Breaking Sports

Wednesday, June 15, 2005

nhl- Bettman's Thoughts

Recently Gary Bettman met with a large financial organization and discussed his role as commissioner; how he judges success, the culture of hockey, the recent lockout and key leadership qualities.
Thanks to a reader of Breaking Sports for passing this on.

Q: How do you judge your success in any given year?
GARY BETTMAN: Sports franchises are interesting. They get valued the way Internet companies used to, before the bubble burst. What are the revenues? And the little secret is because, other than the NFL, most franchises don't have a bottom line that would interest anybody. People make investments in sports teams because they think they can turn it around, they think it's a good asset value, to express civic pride. There are lots of reasons that go into the mix. But at some point, the economics don't work to a sufficiently large degree that it becomes untenable.

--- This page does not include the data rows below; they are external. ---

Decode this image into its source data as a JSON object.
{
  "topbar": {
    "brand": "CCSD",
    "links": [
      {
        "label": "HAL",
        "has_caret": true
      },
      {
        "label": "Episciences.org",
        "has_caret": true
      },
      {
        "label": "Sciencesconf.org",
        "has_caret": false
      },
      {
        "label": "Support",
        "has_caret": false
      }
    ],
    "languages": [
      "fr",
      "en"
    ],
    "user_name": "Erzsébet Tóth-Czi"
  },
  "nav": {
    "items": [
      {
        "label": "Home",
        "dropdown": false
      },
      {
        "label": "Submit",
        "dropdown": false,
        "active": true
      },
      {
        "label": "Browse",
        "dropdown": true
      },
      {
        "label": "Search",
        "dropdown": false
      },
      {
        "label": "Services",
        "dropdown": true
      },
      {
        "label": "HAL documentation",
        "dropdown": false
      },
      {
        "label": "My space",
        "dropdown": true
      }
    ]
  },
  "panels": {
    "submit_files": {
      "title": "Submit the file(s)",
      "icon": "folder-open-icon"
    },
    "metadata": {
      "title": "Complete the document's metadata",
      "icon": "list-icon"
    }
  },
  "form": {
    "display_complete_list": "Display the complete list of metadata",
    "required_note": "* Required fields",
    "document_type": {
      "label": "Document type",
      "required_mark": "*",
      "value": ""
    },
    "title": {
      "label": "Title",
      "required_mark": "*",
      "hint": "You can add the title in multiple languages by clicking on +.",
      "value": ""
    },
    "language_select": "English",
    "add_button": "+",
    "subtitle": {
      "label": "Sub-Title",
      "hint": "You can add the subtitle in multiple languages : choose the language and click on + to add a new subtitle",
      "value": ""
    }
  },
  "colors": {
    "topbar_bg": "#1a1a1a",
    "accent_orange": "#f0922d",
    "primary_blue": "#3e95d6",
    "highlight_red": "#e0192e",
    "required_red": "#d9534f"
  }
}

And that's where we are.
The way we judge ourselves is our fan base. Our fans are what make us tick. Tell us how well we're connecting. 10 years ago, we drew 14 million fans to our games. The last four years, we drew 20 million fans to our games. So there's been a dramatic increase. Are our games entertaining? Are people watching them on television? How good is our exposure? How much does the media cover us? And how many fans do we have?

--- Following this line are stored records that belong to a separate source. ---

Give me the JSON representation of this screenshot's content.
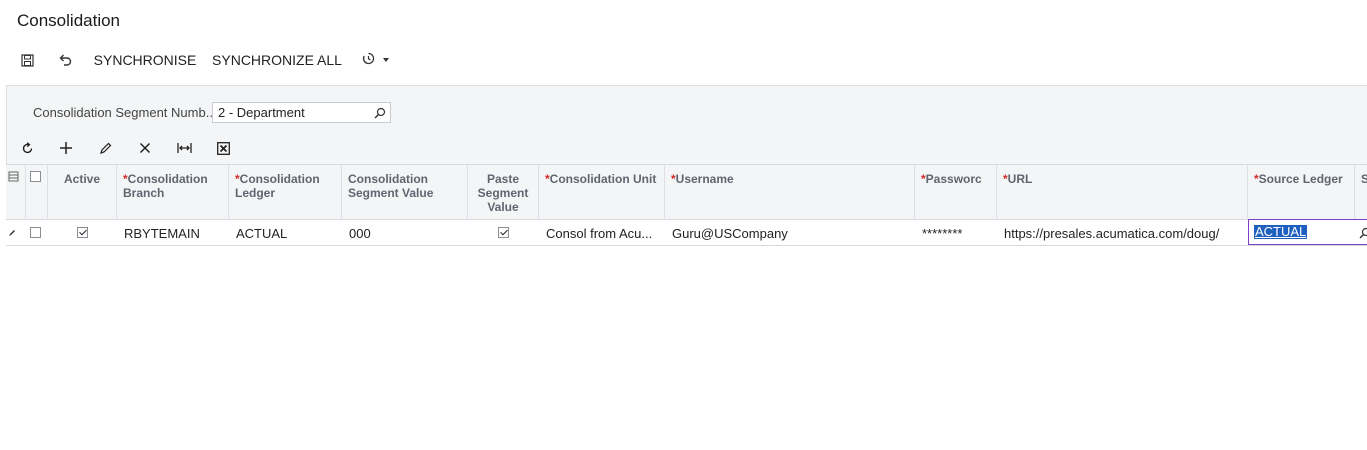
{
  "page": {
    "title": "Consolidation"
  },
  "toolbar": {
    "save_icon": "save-icon",
    "undo_icon": "undo-icon",
    "synchronise": "SYNCHRONISE",
    "synchronize_all": "SYNCHRONIZE ALL",
    "history_icon": "clock-icon"
  },
  "filter": {
    "label": "Consolidation Segment Numb...",
    "value": "2 - Department"
  },
  "grid_toolbar": [
    "refresh-icon",
    "plus-icon",
    "pencil-icon",
    "close-icon",
    "fit-columns-icon",
    "export-excel-icon"
  ],
  "grid": {
    "columns": {
      "active": "Active",
      "branch": "Consolidation Branch",
      "ledger": "Consolidation Ledger",
      "segment_value": "Consolidation Segment Value",
      "paste_segment": "Paste Segment Value",
      "unit": "Consolidation Unit",
      "username": "Username",
      "password": "Passworc",
      "url": "URL",
      "source_ledger": "Source Ledger",
      "next": "S"
    },
    "row": {
      "active": true,
      "branch": "RBYTEMAIN",
      "ledger": "ACTUAL",
      "segment_value": "000",
      "paste_segment": true,
      "unit": "Consol from Acu...",
      "username": "Guru@USCompany",
      "password": "********",
      "url": "https://presales.acumatica.com/doug/",
      "source_ledger": "ACTUAL"
    }
  },
  "colors": {
    "required": "#d12b2b",
    "selection": "#1f5fbf",
    "active_border": "#7d3cc9"
  }
}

Q: A lot of what you talk about is the development of a culture that's particular to your league. And therefore that community is an important one, and the spirit of that community. So it must have been hard for you to make a decision to go for a lockout. Was it hard? And how did you make that decision?
BETTMAN: The answer is, of course, it was hard. But we all have to make hard decisions. For the reasons you talk about, culture, the people associated with the game, the game itself, it was painful more than it was hard. Because, you know, it's hard to say you're shutting down your business. And our business runs on a seasonal basis. So we've decided we're not going to play an entire season. So it was hard on the emotional level.
From a business level – and you have to separate the two – it was, unfortunately, very easy. We lost less money this year than we did the last year we played. So it cost us less to stay in existence even though we weren't playing, than to play under the old collective bargaining agreement. We had too many clubs that were losing too much money. And it was also impacting the quality of our product, because we don't have enough teams that are fully competitive. And we owe it to our fans, our consumers, to do better than that.